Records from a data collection
━━━━━━━━━━

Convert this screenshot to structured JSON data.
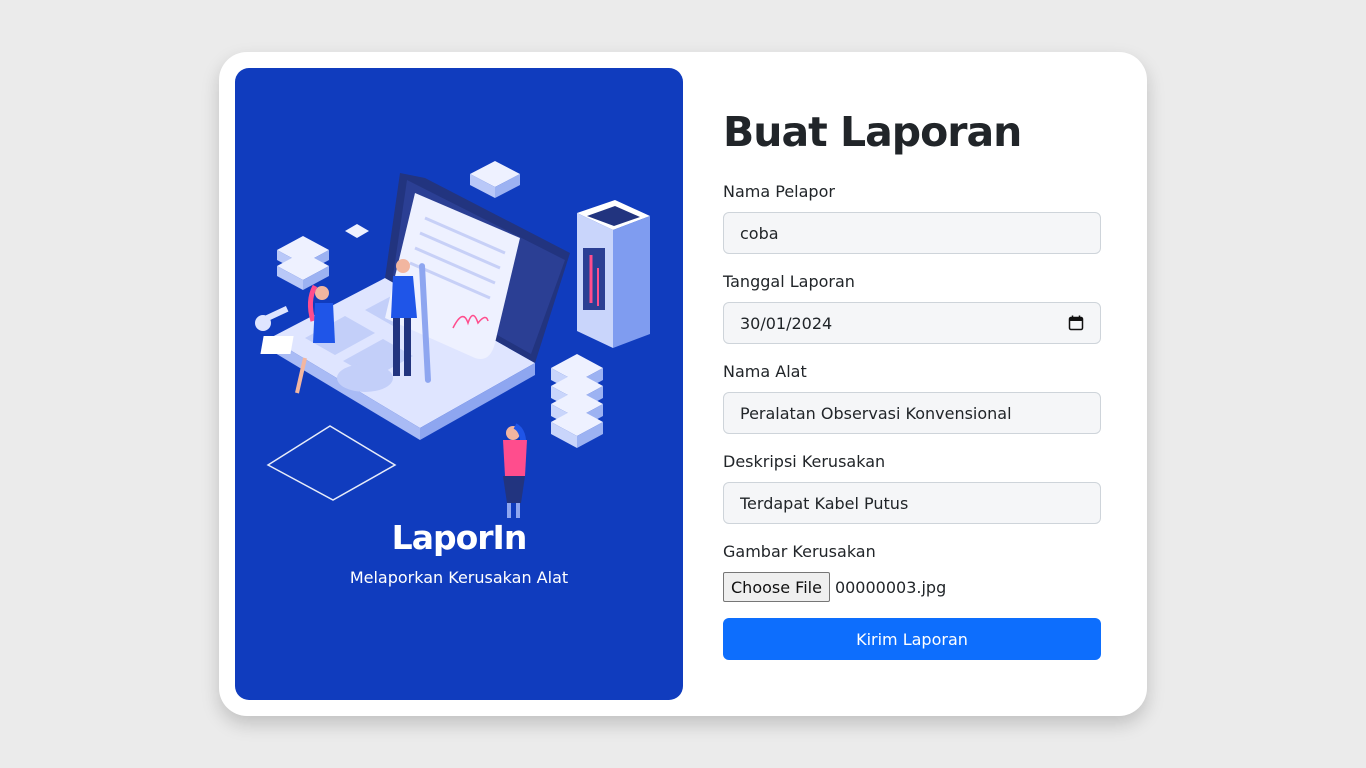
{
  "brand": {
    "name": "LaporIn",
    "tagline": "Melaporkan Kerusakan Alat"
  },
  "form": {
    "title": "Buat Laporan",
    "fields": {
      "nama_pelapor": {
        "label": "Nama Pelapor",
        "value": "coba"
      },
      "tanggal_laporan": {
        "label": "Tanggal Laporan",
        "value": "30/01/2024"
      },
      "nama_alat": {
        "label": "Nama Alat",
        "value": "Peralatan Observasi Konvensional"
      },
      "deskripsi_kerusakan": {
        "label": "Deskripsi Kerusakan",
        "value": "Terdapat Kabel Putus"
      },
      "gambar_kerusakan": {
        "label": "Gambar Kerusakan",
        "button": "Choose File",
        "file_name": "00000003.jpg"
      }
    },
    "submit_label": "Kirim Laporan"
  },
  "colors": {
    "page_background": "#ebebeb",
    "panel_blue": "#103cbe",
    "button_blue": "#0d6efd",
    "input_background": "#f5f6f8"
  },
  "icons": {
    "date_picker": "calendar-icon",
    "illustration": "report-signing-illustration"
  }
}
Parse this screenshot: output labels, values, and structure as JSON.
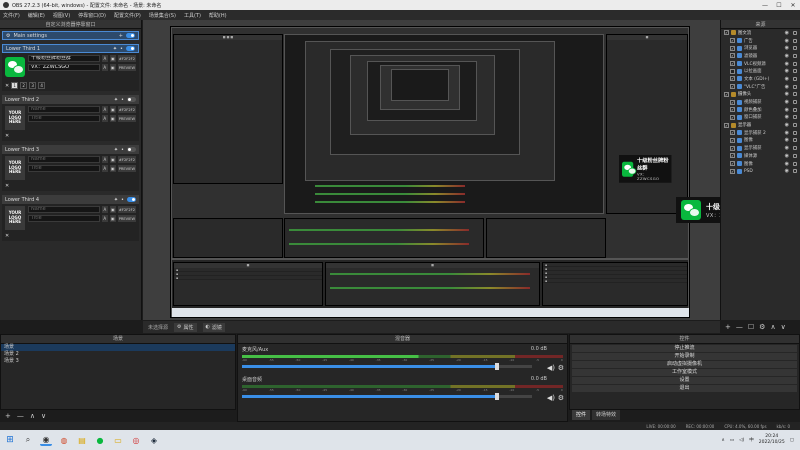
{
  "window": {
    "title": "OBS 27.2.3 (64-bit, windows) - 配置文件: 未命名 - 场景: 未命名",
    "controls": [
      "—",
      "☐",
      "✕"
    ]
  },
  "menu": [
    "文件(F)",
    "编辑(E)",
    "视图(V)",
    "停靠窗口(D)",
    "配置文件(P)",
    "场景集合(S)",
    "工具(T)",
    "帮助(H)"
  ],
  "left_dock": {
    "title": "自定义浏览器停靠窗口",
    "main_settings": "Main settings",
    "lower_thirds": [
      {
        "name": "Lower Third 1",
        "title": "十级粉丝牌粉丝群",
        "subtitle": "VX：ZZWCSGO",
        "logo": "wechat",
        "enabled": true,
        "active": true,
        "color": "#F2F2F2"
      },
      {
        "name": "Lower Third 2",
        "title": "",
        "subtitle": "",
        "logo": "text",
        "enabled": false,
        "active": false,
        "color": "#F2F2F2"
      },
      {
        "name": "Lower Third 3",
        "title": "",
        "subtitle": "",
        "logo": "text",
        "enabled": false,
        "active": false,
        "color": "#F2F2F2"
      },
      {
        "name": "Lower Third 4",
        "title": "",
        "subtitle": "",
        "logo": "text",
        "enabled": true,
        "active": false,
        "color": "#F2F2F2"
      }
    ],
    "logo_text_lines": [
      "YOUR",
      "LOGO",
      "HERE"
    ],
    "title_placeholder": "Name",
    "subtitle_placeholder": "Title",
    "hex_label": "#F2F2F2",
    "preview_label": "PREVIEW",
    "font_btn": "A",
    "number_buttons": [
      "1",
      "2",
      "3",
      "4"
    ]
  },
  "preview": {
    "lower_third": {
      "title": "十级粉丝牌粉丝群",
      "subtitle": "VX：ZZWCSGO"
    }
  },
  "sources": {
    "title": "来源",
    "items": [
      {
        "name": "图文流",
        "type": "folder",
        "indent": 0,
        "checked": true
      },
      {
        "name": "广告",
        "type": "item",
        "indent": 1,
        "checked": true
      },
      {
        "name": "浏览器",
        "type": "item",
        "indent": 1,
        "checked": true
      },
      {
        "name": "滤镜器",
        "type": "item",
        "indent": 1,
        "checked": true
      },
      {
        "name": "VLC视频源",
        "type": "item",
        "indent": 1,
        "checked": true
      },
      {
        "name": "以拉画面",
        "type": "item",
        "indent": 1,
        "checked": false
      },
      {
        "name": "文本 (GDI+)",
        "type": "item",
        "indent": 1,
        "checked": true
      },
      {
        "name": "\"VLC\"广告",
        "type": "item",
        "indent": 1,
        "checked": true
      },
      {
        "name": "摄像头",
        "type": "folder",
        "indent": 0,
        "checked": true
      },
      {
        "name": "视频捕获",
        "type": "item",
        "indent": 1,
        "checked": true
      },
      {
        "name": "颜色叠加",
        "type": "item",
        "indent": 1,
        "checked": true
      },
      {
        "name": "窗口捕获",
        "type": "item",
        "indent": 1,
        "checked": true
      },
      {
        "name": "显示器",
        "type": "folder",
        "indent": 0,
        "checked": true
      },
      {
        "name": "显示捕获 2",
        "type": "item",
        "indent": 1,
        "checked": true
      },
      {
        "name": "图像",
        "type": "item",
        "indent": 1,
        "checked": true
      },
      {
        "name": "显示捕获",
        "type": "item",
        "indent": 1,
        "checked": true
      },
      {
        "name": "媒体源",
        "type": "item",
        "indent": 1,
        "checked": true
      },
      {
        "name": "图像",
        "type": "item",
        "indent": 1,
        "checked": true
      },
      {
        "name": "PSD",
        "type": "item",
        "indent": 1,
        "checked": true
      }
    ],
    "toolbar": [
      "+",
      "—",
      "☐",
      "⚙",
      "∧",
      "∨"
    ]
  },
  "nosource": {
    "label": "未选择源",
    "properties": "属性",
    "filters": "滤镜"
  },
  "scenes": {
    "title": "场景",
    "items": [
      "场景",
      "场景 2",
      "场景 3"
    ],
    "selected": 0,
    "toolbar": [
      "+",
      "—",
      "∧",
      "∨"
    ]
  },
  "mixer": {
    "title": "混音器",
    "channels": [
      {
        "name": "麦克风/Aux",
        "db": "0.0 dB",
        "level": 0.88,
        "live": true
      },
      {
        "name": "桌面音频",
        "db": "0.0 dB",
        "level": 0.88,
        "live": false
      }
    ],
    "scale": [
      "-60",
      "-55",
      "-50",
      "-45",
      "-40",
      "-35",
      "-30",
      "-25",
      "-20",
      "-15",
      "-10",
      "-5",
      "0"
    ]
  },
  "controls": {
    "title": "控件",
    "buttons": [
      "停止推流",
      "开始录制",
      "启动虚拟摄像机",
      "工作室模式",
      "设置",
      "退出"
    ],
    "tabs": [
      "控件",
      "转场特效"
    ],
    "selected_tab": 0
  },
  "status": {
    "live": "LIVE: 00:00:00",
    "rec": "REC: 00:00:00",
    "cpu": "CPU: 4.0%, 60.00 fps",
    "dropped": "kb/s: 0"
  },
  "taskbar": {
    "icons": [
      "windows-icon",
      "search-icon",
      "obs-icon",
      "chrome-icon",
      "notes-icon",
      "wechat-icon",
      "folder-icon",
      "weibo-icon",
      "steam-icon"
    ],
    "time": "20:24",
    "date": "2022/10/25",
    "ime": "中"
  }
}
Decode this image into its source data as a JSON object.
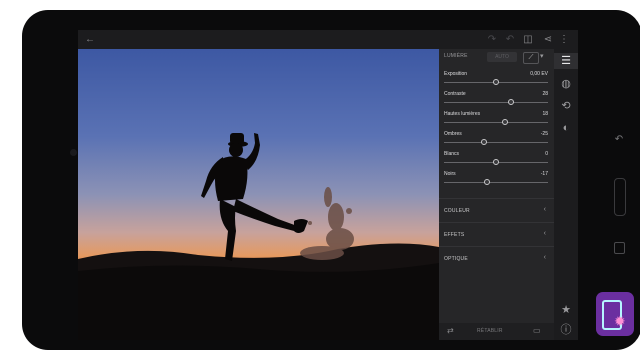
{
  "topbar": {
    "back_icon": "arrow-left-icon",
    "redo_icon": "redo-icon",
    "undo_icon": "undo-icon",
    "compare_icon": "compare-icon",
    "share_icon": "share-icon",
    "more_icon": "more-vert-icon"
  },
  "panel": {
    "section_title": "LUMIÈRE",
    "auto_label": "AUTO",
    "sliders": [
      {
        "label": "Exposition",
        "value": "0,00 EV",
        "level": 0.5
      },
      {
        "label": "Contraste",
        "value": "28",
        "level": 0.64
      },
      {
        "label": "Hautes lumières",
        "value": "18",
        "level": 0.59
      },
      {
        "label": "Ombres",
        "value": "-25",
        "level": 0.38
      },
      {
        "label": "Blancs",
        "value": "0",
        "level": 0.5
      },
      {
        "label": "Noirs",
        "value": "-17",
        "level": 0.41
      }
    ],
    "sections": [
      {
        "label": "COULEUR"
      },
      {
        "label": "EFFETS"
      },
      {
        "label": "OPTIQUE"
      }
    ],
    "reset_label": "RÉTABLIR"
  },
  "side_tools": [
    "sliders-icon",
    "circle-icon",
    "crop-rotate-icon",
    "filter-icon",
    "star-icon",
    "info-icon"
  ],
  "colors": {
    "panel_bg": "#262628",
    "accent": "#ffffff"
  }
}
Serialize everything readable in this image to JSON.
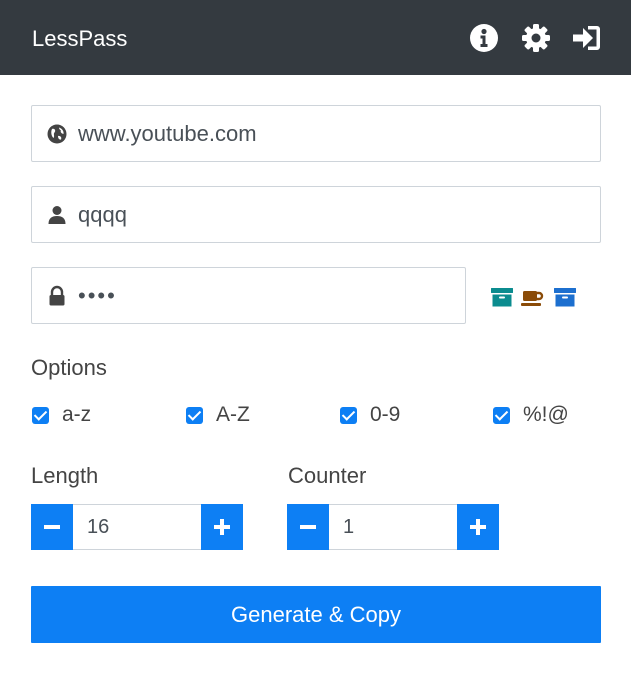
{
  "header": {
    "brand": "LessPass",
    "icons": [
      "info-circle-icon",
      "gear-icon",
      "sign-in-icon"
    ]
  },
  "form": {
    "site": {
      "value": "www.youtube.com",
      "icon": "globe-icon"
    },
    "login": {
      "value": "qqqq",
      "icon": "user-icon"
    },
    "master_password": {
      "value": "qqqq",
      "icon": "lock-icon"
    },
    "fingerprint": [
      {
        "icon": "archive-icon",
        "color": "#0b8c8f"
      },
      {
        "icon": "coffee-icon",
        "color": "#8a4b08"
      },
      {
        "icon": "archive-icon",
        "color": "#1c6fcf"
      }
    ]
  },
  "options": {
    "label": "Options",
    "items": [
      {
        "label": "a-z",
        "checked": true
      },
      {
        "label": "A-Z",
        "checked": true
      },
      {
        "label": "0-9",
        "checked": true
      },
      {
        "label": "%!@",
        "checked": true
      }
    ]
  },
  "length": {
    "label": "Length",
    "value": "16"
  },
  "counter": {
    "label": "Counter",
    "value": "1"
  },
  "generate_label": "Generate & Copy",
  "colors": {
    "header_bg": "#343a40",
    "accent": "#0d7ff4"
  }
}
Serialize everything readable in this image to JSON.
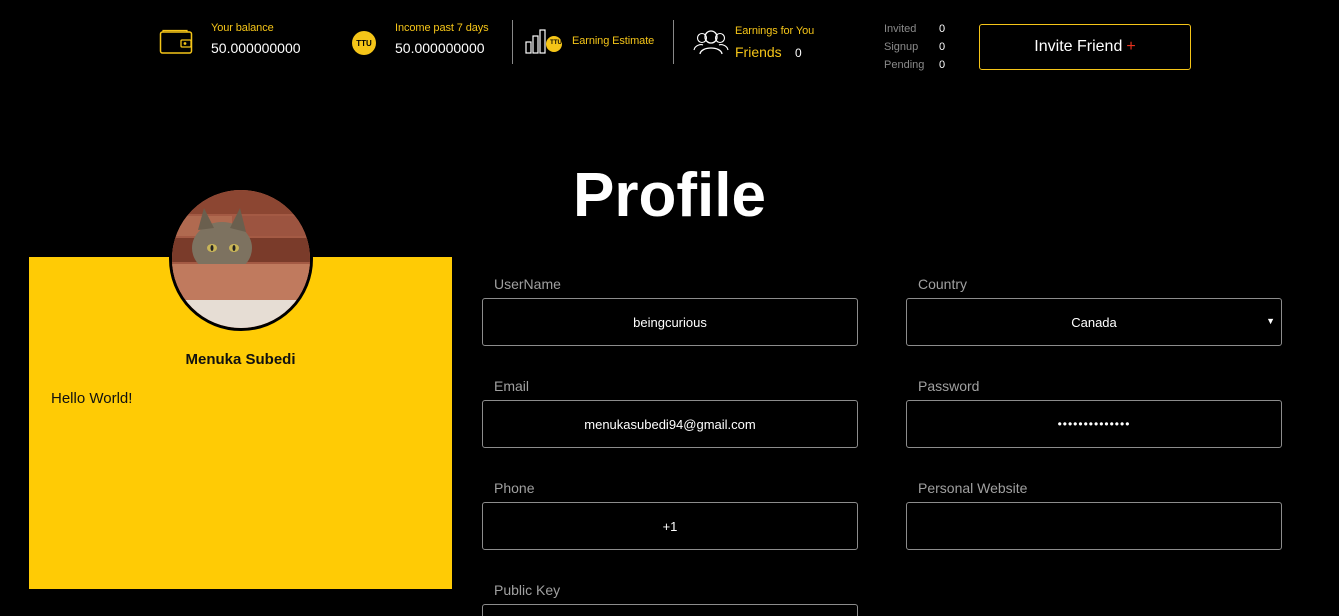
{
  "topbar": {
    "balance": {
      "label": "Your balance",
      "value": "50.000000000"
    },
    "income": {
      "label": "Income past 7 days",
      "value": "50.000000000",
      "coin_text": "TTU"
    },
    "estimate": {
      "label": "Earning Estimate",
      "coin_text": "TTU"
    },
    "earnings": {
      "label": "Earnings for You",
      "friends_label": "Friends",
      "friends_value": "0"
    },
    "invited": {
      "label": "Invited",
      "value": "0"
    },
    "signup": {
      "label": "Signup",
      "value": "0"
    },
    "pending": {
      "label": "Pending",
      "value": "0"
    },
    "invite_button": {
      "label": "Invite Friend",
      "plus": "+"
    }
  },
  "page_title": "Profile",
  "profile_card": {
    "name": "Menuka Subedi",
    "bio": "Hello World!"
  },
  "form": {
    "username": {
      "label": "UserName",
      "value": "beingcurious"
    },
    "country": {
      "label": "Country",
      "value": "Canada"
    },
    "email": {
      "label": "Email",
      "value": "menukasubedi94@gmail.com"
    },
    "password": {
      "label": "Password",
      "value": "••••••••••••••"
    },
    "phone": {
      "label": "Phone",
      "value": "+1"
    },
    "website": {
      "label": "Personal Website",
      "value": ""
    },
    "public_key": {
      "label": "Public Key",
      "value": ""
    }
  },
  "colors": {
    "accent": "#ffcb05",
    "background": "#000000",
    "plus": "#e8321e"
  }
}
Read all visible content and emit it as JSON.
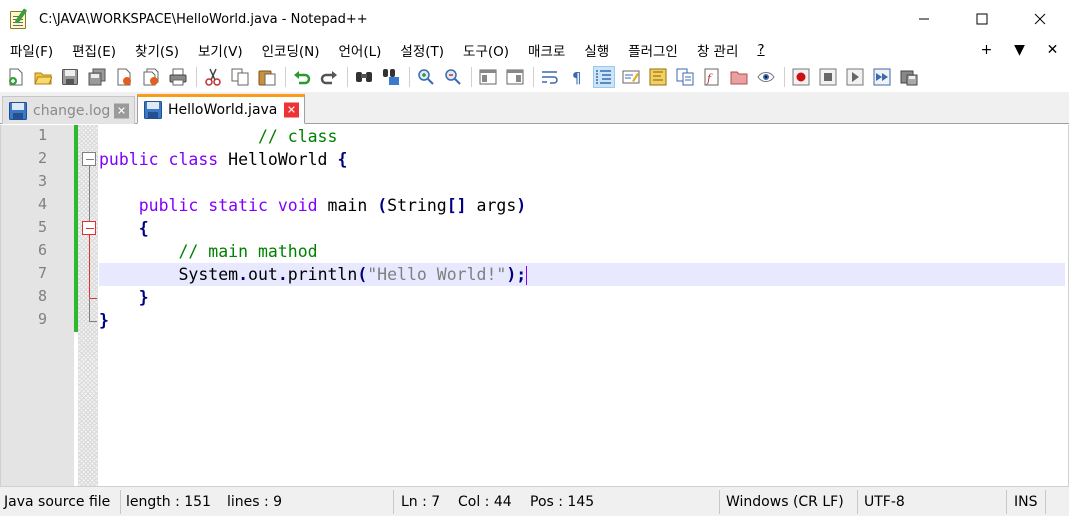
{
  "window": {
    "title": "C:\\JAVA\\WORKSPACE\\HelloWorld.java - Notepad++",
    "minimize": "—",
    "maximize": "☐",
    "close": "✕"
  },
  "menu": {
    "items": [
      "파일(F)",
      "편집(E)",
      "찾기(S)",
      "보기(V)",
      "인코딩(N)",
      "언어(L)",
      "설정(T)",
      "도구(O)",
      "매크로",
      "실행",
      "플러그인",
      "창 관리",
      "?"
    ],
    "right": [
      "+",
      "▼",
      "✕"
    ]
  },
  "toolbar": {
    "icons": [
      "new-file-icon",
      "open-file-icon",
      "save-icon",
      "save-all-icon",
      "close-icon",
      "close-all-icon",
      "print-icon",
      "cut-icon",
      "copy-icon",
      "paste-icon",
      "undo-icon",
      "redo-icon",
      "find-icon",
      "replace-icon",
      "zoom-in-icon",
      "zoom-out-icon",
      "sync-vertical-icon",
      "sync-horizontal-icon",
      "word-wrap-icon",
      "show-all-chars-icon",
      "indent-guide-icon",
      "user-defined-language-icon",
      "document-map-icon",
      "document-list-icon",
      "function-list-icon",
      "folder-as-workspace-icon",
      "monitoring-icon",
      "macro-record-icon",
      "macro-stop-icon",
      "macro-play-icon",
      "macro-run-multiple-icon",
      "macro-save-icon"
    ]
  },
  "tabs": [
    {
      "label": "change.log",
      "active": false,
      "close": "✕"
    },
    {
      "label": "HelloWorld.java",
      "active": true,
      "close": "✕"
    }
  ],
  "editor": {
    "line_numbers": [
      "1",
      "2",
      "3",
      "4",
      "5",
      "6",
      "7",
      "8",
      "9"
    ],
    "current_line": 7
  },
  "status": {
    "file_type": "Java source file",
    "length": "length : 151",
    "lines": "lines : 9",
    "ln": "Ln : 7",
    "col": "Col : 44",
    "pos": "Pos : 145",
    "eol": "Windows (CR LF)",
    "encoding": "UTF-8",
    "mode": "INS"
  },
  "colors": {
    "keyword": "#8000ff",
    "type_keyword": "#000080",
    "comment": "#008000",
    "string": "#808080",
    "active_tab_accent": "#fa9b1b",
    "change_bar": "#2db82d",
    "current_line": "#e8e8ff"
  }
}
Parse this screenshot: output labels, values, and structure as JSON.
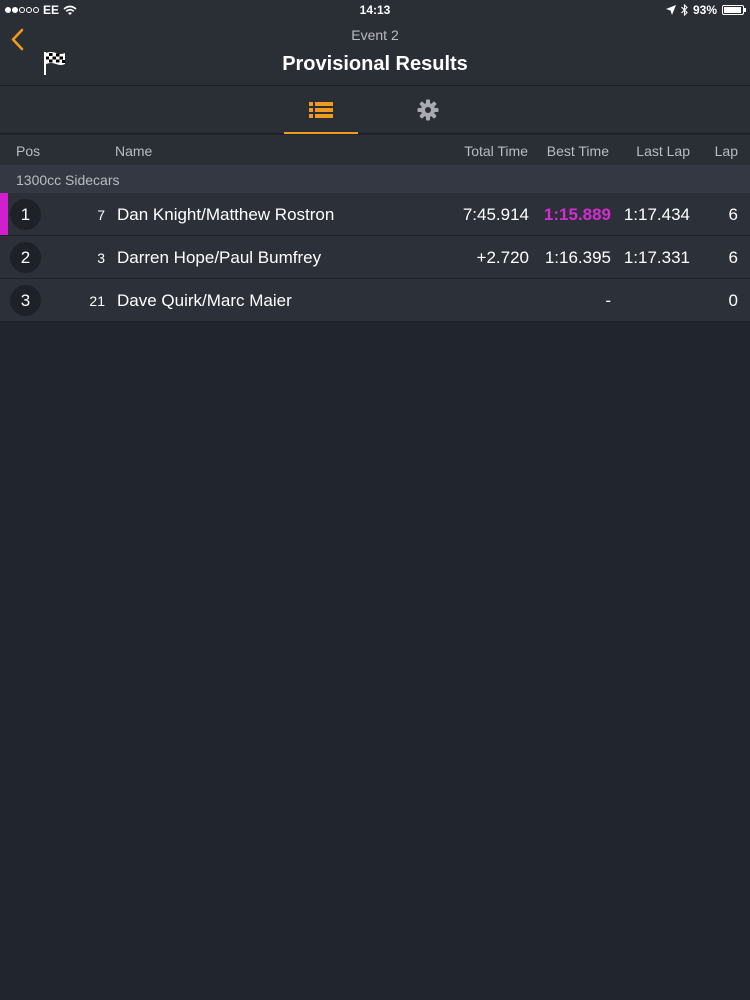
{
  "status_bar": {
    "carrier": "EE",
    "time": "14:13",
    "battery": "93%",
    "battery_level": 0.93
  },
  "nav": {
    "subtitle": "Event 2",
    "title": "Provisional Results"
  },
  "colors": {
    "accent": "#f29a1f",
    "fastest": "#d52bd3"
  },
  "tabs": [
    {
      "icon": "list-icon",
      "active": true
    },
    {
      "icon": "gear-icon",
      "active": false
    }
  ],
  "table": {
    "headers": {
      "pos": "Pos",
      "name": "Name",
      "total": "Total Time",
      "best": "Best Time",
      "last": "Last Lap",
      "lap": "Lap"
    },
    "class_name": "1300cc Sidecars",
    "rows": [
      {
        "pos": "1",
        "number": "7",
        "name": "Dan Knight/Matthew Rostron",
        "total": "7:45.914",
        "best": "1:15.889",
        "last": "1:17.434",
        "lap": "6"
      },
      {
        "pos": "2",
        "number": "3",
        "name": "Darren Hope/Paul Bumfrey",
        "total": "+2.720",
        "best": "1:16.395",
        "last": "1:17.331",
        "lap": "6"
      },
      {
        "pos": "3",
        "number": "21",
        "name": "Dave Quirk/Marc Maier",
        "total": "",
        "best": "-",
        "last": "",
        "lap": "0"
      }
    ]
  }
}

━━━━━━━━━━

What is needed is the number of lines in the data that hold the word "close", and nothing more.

Completed task: 5